The poet as healer and enchantress, a poet who could be creating poetic incantation around a fire.  There is that witchy woman aspect to some of these poems.

Founder of the No-Net World, a loose web-linked consortium of spoken-word poets (, Shmailo brings the immediate drama of delivered lines to her work.
  I’ve seen her read and hear her sometimes rhythmic, sometimes telegraphed lines, in many of the poems, including “Skin.”

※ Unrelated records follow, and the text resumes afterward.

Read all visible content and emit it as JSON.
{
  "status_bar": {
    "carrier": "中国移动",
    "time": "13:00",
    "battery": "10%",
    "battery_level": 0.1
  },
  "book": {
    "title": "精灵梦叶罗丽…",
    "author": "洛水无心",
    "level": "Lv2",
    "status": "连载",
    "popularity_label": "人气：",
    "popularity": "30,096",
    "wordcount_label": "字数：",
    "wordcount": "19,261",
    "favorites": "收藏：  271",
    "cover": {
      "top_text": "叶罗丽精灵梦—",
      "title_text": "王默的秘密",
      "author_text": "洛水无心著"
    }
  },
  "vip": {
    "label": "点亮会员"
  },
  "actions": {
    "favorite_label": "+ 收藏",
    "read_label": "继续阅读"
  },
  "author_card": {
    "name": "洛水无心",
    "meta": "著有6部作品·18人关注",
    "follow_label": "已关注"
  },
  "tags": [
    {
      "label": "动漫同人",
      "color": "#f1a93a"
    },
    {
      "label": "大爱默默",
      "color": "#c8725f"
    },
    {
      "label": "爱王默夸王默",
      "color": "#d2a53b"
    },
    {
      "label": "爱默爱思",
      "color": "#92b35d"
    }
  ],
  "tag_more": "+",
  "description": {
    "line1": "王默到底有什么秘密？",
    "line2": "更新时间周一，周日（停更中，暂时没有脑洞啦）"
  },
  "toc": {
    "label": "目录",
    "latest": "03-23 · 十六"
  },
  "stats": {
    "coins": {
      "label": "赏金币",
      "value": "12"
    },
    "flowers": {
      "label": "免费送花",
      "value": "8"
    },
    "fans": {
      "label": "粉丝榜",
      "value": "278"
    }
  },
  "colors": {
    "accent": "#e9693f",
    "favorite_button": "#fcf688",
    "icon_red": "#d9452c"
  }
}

My tongue is bruised           
My nude is creaky           
Like a cabbage I sit and wait for you           
I stutter like an old goat           
Take me           
The fast love of my hair.
I’m up for that, for someone to know the fast love of my hair.  Shmailo may proclaim, in her poem “Scarcity,” that “Not all of you are wanted,” and she may offer lamentations, over and over in these poems, for those whose lives are little more than loose ends overlooked by HMOs and court systems.  

But Larissa Shmailo reveals that anger and lamentation are only
among the tools of her poet’s arsenal.  She also has a desire to make a real contact with other real human beings.  She needs to know us.  From “Personal”:  “what protest resists you/what neural net fires you/which siren desires you.”  She does not abandon.  Through this chapbook, which stands ready to serve as a companion through several cups of coffee, she insinuates herself into the reader’s life. 

47 pages, $7, Červená Barva Press  (